**Activity:**
Repeat the whole of the data, keeping every detail the same.
[Start of Attachment]
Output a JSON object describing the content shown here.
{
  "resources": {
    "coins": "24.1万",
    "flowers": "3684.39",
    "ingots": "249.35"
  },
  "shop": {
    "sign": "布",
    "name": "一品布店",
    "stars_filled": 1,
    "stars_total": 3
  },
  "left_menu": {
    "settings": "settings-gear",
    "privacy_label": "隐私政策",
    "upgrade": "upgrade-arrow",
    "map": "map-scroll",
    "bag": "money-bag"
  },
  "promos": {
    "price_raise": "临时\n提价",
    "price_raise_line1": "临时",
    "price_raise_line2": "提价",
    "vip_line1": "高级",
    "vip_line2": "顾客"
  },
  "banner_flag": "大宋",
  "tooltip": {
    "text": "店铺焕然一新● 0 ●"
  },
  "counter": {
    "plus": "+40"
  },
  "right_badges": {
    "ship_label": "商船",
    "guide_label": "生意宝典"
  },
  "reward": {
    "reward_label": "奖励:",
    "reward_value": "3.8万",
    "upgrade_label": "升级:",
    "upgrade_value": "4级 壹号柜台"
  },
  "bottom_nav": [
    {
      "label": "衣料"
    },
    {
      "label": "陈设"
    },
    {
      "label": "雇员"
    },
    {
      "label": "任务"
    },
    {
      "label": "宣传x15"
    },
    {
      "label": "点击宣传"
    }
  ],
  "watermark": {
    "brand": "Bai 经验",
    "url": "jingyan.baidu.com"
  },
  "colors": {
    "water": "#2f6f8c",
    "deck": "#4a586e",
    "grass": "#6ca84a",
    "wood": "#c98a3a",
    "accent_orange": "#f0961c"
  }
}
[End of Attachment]
**Exercise response:**
Output a JSON object describing the content shown here.
{
  "resources": {
    "coins": "24.1万",
    "flowers": "3684.39",
    "ingots": "249.35"
  },
  "shop": {
    "sign": "布",
    "name": "一品布店",
    "stars_filled": 1,
    "stars_total": 3
  },
  "left_menu": {
    "settings": "settings-gear",
    "privacy_label": "隐私政策",
    "upgrade": "upgrade-arrow",
    "map": "map-scroll",
    "bag": "money-bag"
  },
  "promos": {
    "price_raise": "临时\n提价",
    "price_raise_line1": "临时",
    "price_raise_line2": "提价",
    "vip_line1": "高级",
    "vip_line2": "顾客"
  },
  "banner_flag": "大宋",
  "tooltip": {
    "text": "店铺焕然一新● 0 ●"
  },
  "counter": {
    "plus": "+40"
  },
  "right_badges": {
    "ship_label": "商船",
    "guide_label": "生意宝典"
  },
  "reward": {
    "reward_label": "奖励:",
    "reward_value": "3.8万",
    "upgrade_label": "升级:",
    "upgrade_value": "4级 壹号柜台"
  },
  "bottom_nav": [
    {
      "label": "衣料"
    },
    {
      "label": "陈设"
    },
    {
      "label": "雇员"
    },
    {
      "label": "任务"
    },
    {
      "label": "宣传x15"
    },
    {
      "label": "点击宣传"
    }
  ],
  "watermark": {
    "brand": "Bai 经验",
    "url": "jingyan.baidu.com"
  },
  "colors": {
    "water": "#2f6f8c",
    "deck": "#4a586e",
    "grass": "#6ca84a",
    "wood": "#c98a3a",
    "accent_orange": "#f0961c"
  }
}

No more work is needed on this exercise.